Billy O’Leary was seven and lived in a very small village miles from anywhere and anyone.

The village had a general store which sold just about everything, a small school, and a small Church.

Billy’s father was the teacher at the school, the only teacher, so Billy use to say his father was the Headteacher.

One day, Billy’s father had to travel to the city for business reasons and invited Billy to travel with him.

Billy was excited for two reasons: he had heard his parents talk of the city and yet had no idea where it was, and second, it meant travelling on the train, which Billy had never done.

The day arrived, and Billy presented himself at breakfast in his Sunday best. He and his father walked to the train station and duly caught the train.

Billy sat by the window and watched cows, sheep, corn, and maize whizzing by.

When his father had finished his business, he asked Billy if there were anything he would like to do.

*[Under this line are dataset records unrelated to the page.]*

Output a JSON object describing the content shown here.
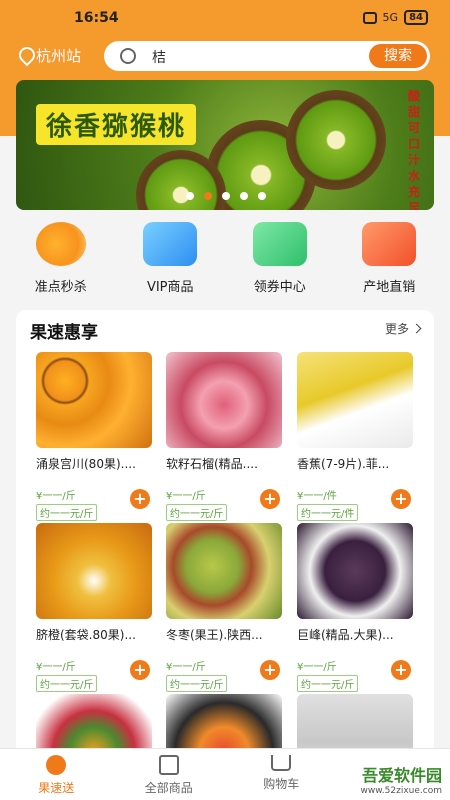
{
  "status": {
    "time": "16:54",
    "battery": "84",
    "signal": "5G"
  },
  "header": {
    "location": "杭州站",
    "search_query": "桔",
    "search_button": "搜索"
  },
  "banner": {
    "title": "徐香猕猴桃",
    "side_text": "酸甜可口汁水充足"
  },
  "quick_links": [
    {
      "label": "准点秒杀",
      "icon": "flash-sale-icon"
    },
    {
      "label": "VIP商品",
      "icon": "vip-icon"
    },
    {
      "label": "领券中心",
      "icon": "coupon-icon"
    },
    {
      "label": "产地直销",
      "icon": "truck-icon"
    }
  ],
  "section": {
    "title": "果速惠享",
    "more": "更多"
  },
  "products": [
    {
      "name": "涌泉宫川(80果)....",
      "price": "¥一一/斤",
      "tag": "约一一元/斤"
    },
    {
      "name": "软籽石榴(精品....",
      "price": "¥一一/斤",
      "tag": "约一一元/斤"
    },
    {
      "name": "香蕉(7-9片).菲...",
      "price": "¥一一/件",
      "tag": "约一一元/件"
    },
    {
      "name": "脐橙(套袋.80果)...",
      "price": "¥一一/斤",
      "tag": "约一一元/斤"
    },
    {
      "name": "冬枣(果王).陕西...",
      "price": "¥一一/斤",
      "tag": "约一一元/斤"
    },
    {
      "name": "巨峰(精品.大果)...",
      "price": "¥一一/斤",
      "tag": "约一一元/斤"
    }
  ],
  "tabs": [
    {
      "label": "果速送",
      "active": true
    },
    {
      "label": "全部商品",
      "active": false
    },
    {
      "label": "购物车",
      "active": false
    }
  ],
  "watermark": {
    "title": "吾爱软件园",
    "url": "www.52zixue.com"
  },
  "colors": {
    "brand": "#f59a2c",
    "accent": "#f07a1a",
    "price_green": "#5aa33c"
  }
}
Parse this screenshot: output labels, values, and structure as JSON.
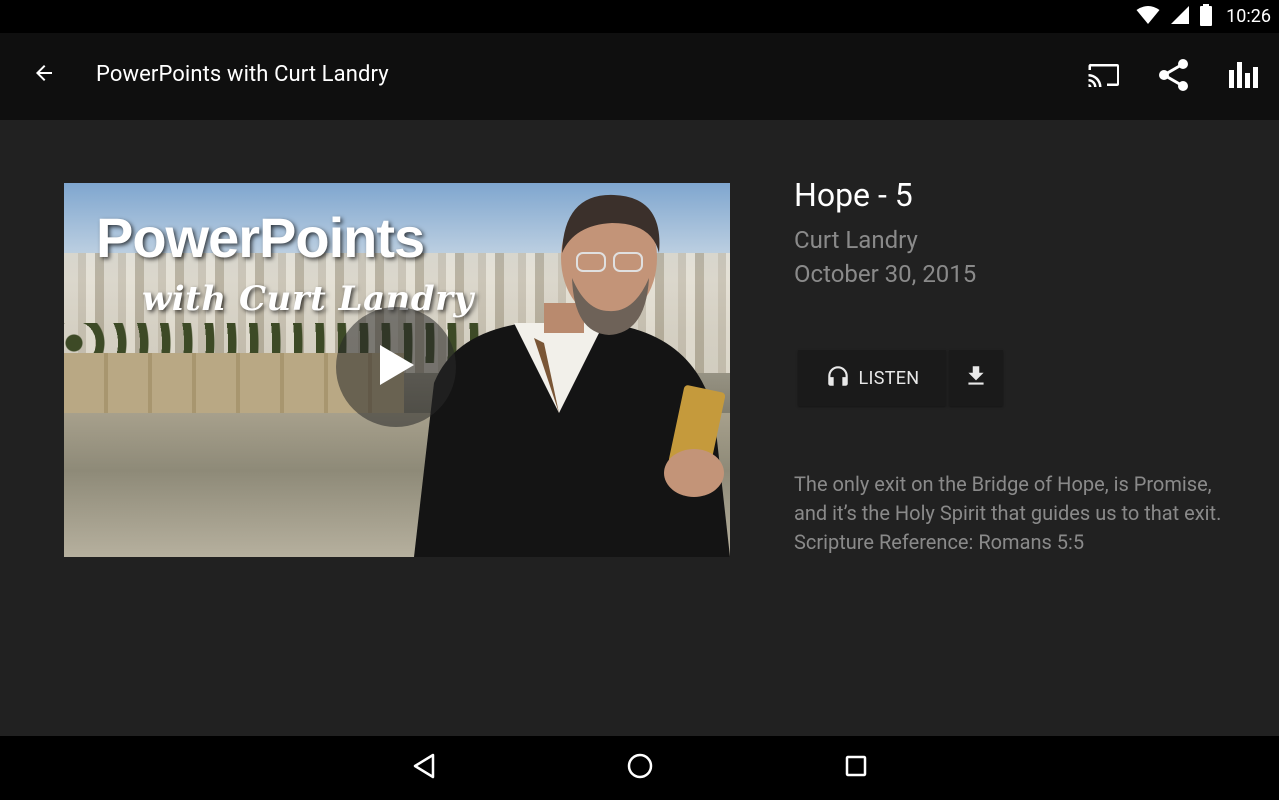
{
  "status_bar": {
    "time": "10:26",
    "icons": [
      "wifi-icon",
      "cell-signal-icon",
      "battery-icon"
    ]
  },
  "app_bar": {
    "title": "PowerPoints with Curt Landry",
    "back_icon": "arrow-back-icon",
    "actions": [
      "cast-icon",
      "share-icon",
      "stats-icon"
    ]
  },
  "episode": {
    "title": "Hope - 5",
    "author": "Curt Landry",
    "date": "October 30, 2015",
    "listen_label": "LISTEN",
    "description": "The only exit on the Bridge of Hope, is Promise, and it’s the Holy Spirit that guides us to that exit.  Scripture Reference:  Romans 5:5"
  },
  "thumbnail": {
    "logo_main": "PowerPoints",
    "logo_sub": "with Curt Landry"
  },
  "nav_bar": {
    "buttons": [
      "back-triangle-icon",
      "home-circle-icon",
      "recents-square-icon"
    ]
  },
  "colors": {
    "background": "#212121",
    "app_bar": "#0f0f0f",
    "secondary_text": "#8a8a8a",
    "button_bg": "#1a1a1a"
  }
}
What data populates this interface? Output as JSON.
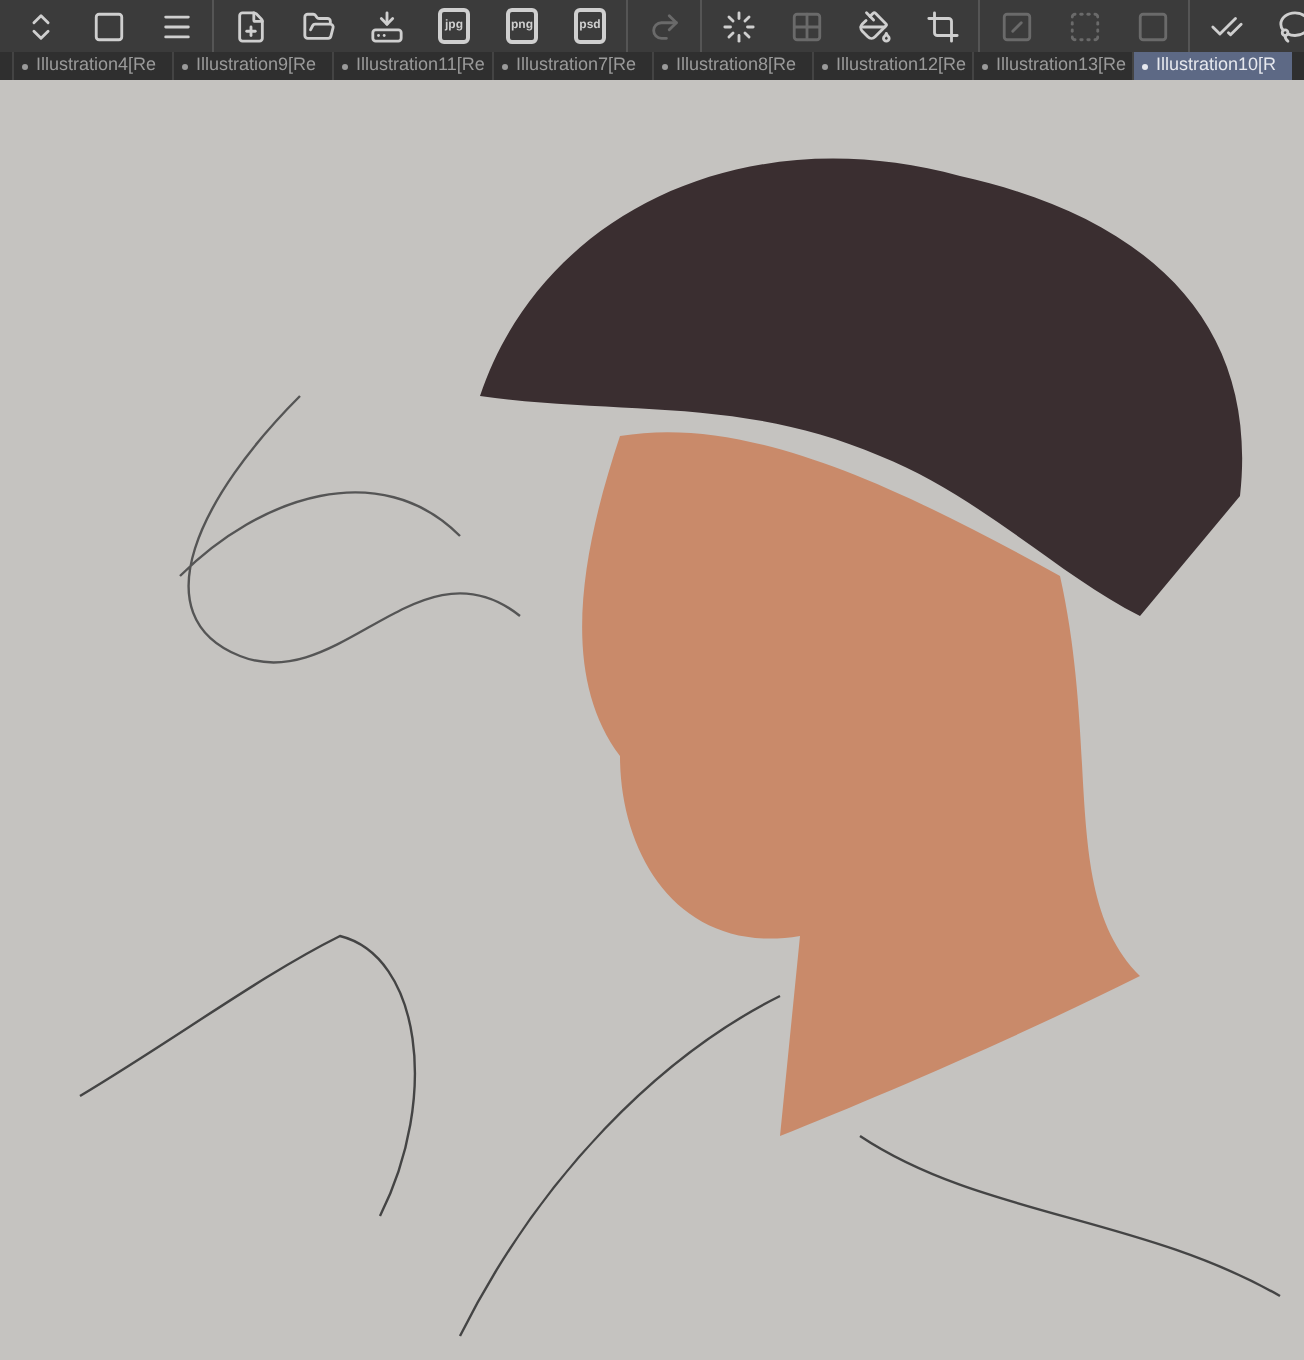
{
  "toolbar": {
    "groups": [
      [
        {
          "kind": "updown",
          "disabled": false
        },
        {
          "kind": "app",
          "disabled": false
        },
        {
          "kind": "menu",
          "disabled": false
        }
      ],
      [
        {
          "kind": "new",
          "disabled": false
        },
        {
          "kind": "open",
          "disabled": false
        },
        {
          "kind": "save",
          "disabled": false
        },
        {
          "kind": "export",
          "label": "jpg",
          "disabled": false
        },
        {
          "kind": "export",
          "label": "png",
          "disabled": false
        },
        {
          "kind": "export",
          "label": "psd",
          "disabled": false
        }
      ],
      [
        {
          "kind": "redo",
          "disabled": true
        }
      ],
      [
        {
          "kind": "loading",
          "disabled": false
        },
        {
          "kind": "transform",
          "disabled": true
        },
        {
          "kind": "fill",
          "disabled": false
        },
        {
          "kind": "crop",
          "disabled": false
        }
      ],
      [
        {
          "kind": "clear",
          "disabled": true
        },
        {
          "kind": "half",
          "disabled": true
        },
        {
          "kind": "frame",
          "disabled": true
        }
      ],
      [
        {
          "kind": "check",
          "disabled": false
        },
        {
          "kind": "lasso",
          "disabled": false
        }
      ]
    ]
  },
  "tabs": [
    {
      "label": "Illustration4[Re",
      "selected": false
    },
    {
      "label": "Illustration9[Re",
      "selected": false
    },
    {
      "label": "Illustration11[Re",
      "selected": false
    },
    {
      "label": "Illustration7[Re",
      "selected": false
    },
    {
      "label": "Illustration8[Re",
      "selected": false
    },
    {
      "label": "Illustration12[Re",
      "selected": false
    },
    {
      "label": "Illustration13[Re",
      "selected": false
    },
    {
      "label": "Illustration10[R",
      "selected": true
    }
  ]
}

Now, back at school,  Fr O’Grady from the Church had talked to the class about St Brendan’s Cathedral and had shown pictures of the Cathedral in this city, so he asked his father whether they could go and look inside.

So off they went.

Now St Brendan’s was a very, very, very old cathedral, built when in some countries there were still kings and queens and princes and princesses and knights in armour and ladies in waiting.

Inside, the cathedral was dark and cold and kind of spooky.

Billy was slightly scared, and a shiver ran through his body, so he held his father’s hand tight as they walked around.

The walls inside were very high; at the top there were stained glass windows all the way around.

Each window had a saint’s name.

Some Billy knew: St Patrick, of course, the twelve apostles, and St Brendan.

He had never heard of others like St Finbar, St Brigid and St Ciarán.

An amazing thing happened as he walked around looking at all the windows.

Outside, the clouds broke, and the sun streamed through the stained-glass windows, and suddenly, the inside of the church was bathed in light.

Billy let go of his father’s hand and walked confidently on his own.

The following day at school, Fr O’Grady from the town Church came to the school to prepare the children for the coming feast of All Saints.

He asked the children, “Does anyone know what a saint is?”

Upshot Billy’s hand and he waved it about with enthusiasm.

Fr O’Grady could not help but notice the enthusiastic waving, and besides, there was no other hand raised seeking the priest’s attention.

“Yes, Billy, do you know what a saint is? Tell us now.”

“Father,” spoke Billy with confidence, “it is someone who lets the sun in and lights up the whole Church.”

(If you want to, you may spell the word either sun or Son.)